Measurements are given from the end of the fingerboard (face of the nut) to the center of a fret slot.
While part of this has already been posted, I thought I would repost some of what I have learned about the tenor guitar.
The tenor guitar was often tuned in fifths like a mandolin with a standard tuning of CGDA, or a mandolin tuning of GDAE and a guitar tuning of DGBE, the top four strings of a guitar, and is also a tenor ukulele tuning. If tuned to the standard CGDA, you can use books on the tenor banjo for chords and songs that will work fine on the tenor guitar. I happen to like to play slide, so when I build a four string I tune it to GDBg and use banjo chords in the key of G with it and just drop the 5th string.
Standard string gages tended to be (.036 .024 .016 .010). They generally had a 23 inch scale though Gibson usually used a 22 3/4" scale. A solid body one I was just looking at that is being built by Eastwood had a measurement of 1 1/16 " wide at the nut with a tapered neck and a 23" scale. A good website for info on the tenor guitar is tenorguitar.com
hope this helps.
Brian points out my mistake on the DGBE tuning, thanks.
Also note, I provided the calculation to 22 frets, but unless you extend the finger board onto the top of your box you wont be able to extend the neck that far. I calculate them further than needed then determine where the neck will fit when I plan a neck.
For example, If you use a 9" or 10" long box and place the bridge in the common 1/3 or 1/4 from the end of the box range, you will find the neck meets the box in the range of the 18th fret at a 23" scale length.
Also thanks to Brian for providing the additional measurements above, but I would suggest you build the neck width to your taste. 1-1/16th may be a little narrow for some people, fine for others. Depends on what you want.
Yeah 1 1/16" seems a little narrow to me, but the neck tapers out to about 1 1/2 at the body.
I prefer about 1 1/2" neck at the nut my own self and run it straight or taper it out to about 1 3/4" or just a hair wider.
reso tenor ...... Keni you made me smile and covet at the same time. Cool song, cool playin', cool vid.

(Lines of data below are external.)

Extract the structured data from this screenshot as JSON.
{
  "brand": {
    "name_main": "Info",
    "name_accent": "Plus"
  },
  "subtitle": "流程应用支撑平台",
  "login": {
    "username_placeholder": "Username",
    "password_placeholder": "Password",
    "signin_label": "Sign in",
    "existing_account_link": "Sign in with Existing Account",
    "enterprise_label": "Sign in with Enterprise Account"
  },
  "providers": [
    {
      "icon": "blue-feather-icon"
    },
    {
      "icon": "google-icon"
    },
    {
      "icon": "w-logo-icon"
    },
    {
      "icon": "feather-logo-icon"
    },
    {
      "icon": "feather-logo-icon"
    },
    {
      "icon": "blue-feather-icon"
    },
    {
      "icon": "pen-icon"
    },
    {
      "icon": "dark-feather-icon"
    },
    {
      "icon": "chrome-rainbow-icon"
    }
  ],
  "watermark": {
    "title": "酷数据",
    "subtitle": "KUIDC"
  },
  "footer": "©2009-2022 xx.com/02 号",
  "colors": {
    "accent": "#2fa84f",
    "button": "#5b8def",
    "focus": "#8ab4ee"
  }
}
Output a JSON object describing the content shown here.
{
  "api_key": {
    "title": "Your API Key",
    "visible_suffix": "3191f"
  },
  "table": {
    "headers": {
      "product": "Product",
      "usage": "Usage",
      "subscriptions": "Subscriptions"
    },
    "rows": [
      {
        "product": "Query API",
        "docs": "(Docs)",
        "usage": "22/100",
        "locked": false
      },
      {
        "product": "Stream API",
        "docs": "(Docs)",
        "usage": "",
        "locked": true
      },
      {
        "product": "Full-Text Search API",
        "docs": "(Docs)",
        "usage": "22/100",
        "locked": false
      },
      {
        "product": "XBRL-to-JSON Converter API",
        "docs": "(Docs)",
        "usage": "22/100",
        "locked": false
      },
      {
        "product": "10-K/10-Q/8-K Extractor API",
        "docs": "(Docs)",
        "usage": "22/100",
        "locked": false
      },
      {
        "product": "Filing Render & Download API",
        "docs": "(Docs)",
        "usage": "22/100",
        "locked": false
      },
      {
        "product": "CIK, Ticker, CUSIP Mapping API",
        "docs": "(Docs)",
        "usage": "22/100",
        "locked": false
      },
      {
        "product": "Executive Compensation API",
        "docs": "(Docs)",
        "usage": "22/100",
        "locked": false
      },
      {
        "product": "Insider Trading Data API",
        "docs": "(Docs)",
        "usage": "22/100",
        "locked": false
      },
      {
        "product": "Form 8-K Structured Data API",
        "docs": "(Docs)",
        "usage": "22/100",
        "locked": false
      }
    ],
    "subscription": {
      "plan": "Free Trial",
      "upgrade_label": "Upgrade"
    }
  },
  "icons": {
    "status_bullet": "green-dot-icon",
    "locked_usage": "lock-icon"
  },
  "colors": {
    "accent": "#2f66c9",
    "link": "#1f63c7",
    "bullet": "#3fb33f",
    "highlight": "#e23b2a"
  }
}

Man I want one of those!
Keni Lee Burgess said:
I enjoyed that. I have been wanting a republic guitar for a long time, but I am too broke to buy new guitars, so I fix up old ones I get for very little and make cigar box guitars.
I make my 'tenors' with a 600mm (23 5/16) scale, i use the high four strings from a regular guitar set, and I tune EADG - an octave above the bottom of the guitar or two octaves above a bass. (this would be called a contra piccolo bass in orchestral circles, altho the name is certainly an oxymoron)
as the guys say, some tune em DGBE,(this is actually a bari uke btw) but this seems kind of pointless to me, because anything there could be played on the high four strings on a regular guitar. My one gives me a nice logical extra register of familiar guitar positions etc. Theyre great for jammin with a regular gitt.
there are at least three tenors (tins mostly) in my pics here, and one in a video called tim tam lullaby, check em out..